(Data shown begins)
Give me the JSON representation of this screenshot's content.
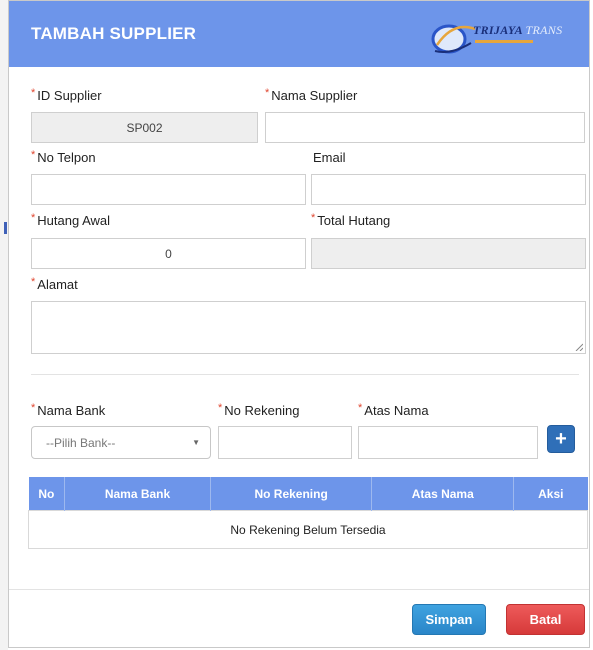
{
  "header": {
    "title": "TAMBAH SUPPLIER",
    "logo_brand": "TRIJAYA",
    "logo_brand_suffix": "TRANS"
  },
  "form": {
    "required_mark": "*",
    "id_supplier": {
      "label": "ID Supplier",
      "value": "SP002"
    },
    "nama_supplier": {
      "label": "Nama Supplier",
      "value": ""
    },
    "no_telpon": {
      "label": "No Telpon",
      "value": ""
    },
    "email": {
      "label": "Email",
      "value": ""
    },
    "hutang_awal": {
      "label": "Hutang Awal",
      "value": "0"
    },
    "total_hutang": {
      "label": "Total Hutang",
      "value": ""
    },
    "alamat": {
      "label": "Alamat",
      "value": ""
    }
  },
  "bank_form": {
    "nama_bank": {
      "label": "Nama Bank",
      "selected": "--Pilih Bank--"
    },
    "no_rekening": {
      "label": "No Rekening",
      "value": ""
    },
    "atas_nama": {
      "label": "Atas Nama",
      "value": ""
    },
    "add_label": "+"
  },
  "table": {
    "headers": [
      "No",
      "Nama Bank",
      "No Rekening",
      "Atas Nama",
      "Aksi"
    ],
    "empty_message": "No Rekening Belum Tersedia"
  },
  "footer": {
    "save_label": "Simpan",
    "cancel_label": "Batal"
  },
  "colors": {
    "header_bg": "#6d95ea",
    "save": "#2a86c8",
    "cancel": "#d63a3a",
    "required": "#e0452e"
  }
}
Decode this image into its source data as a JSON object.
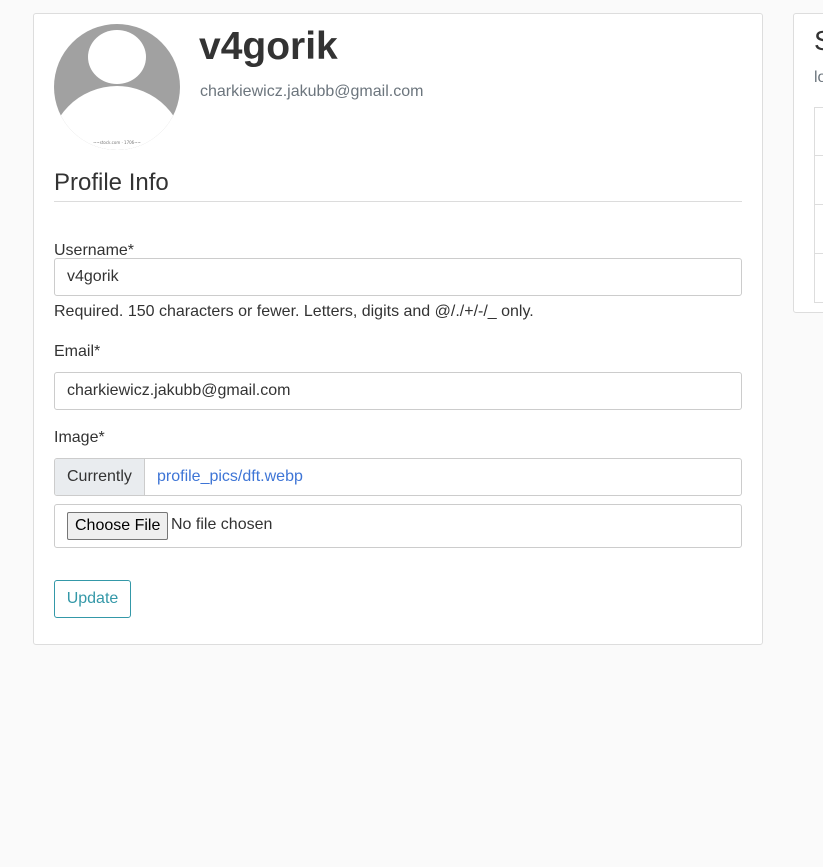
{
  "profile": {
    "username": "v4gorik",
    "email": "charkiewicz.jakubb@gmail.com",
    "avatar_watermark": "~~stock.com · 1706~~"
  },
  "form": {
    "section_title": "Profile Info",
    "username_label": "Username*",
    "username_value": "v4gorik",
    "username_help": "Required. 150 characters or fewer. Letters, digits and @/./+/-/_ only.",
    "email_label": "Email*",
    "email_value": "charkiewicz.jakubb@gmail.com",
    "image_label": "Image*",
    "image_currently_label": "Currently",
    "image_current_file": "profile_pics/dft.webp",
    "choose_file_label": "Choose File",
    "file_status": "No file chosen",
    "update_label": "Update"
  },
  "sidebar": {
    "title_fragment": "S",
    "subtitle_fragment": "lo",
    "items": [
      "",
      "",
      "",
      ""
    ]
  },
  "colors": {
    "accent_link": "#3e75d6",
    "update_button": "#3498a8",
    "muted_text": "#6c757d"
  }
}
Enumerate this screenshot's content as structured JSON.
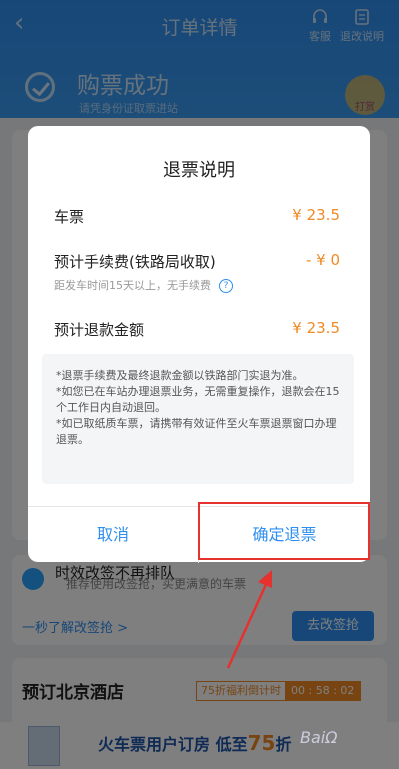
{
  "header": {
    "back_icon": "back-arrow-icon",
    "title": "订单详情",
    "service_label": "客服",
    "refund_help_label": "退改说明",
    "success_title": "购票成功",
    "success_subtitle": "请凭身份证取票进站",
    "tip_label": "打赏"
  },
  "modal": {
    "title": "退票说明",
    "rows": [
      {
        "label": "车票",
        "value": "¥ 23.5"
      },
      {
        "label": "预计手续费(铁路局收取)",
        "value": "- ¥ 0"
      },
      {
        "label": "预计退款金额",
        "value": "¥ 23.5"
      }
    ],
    "fee_note": "距发车时间15天以上，无手续费",
    "notice": [
      "*退票手续费及最终退款金额以铁路部门实退为准。",
      "*如您已在车站办理退票业务，无需重复操作，退款会在15个工作日内自动退回。",
      "*如已取纸质车票，请携带有效证件至火车票退票窗口办理退票。"
    ],
    "cancel_label": "取消",
    "confirm_label": "确定退票"
  },
  "promo": {
    "title": "时效改签不再排队",
    "subtitle": "推荐使用改签抢，买更满意的车票",
    "link": "一秒了解改签抢 >",
    "button": "去改签抢"
  },
  "hotel": {
    "title": "预订北京酒店",
    "countdown_label": "75折福利倒计时",
    "countdown_time": "00 : 58 : 02"
  },
  "banner": {
    "text_prefix": "火车票用户订房",
    "text_mid": "低至",
    "text_highlight": "75",
    "text_suffix": "折"
  },
  "colors": {
    "accent": "#2e8ff0",
    "price": "#f08a25",
    "highlight_border": "#e6322e"
  }
}
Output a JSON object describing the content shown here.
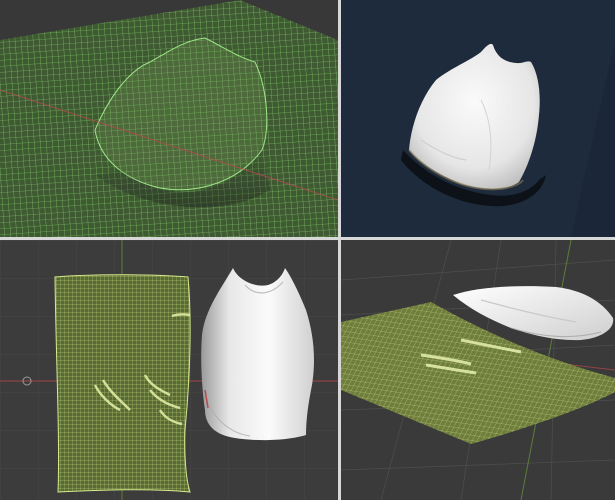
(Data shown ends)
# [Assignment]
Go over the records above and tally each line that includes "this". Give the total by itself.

# [Exercise answer]
3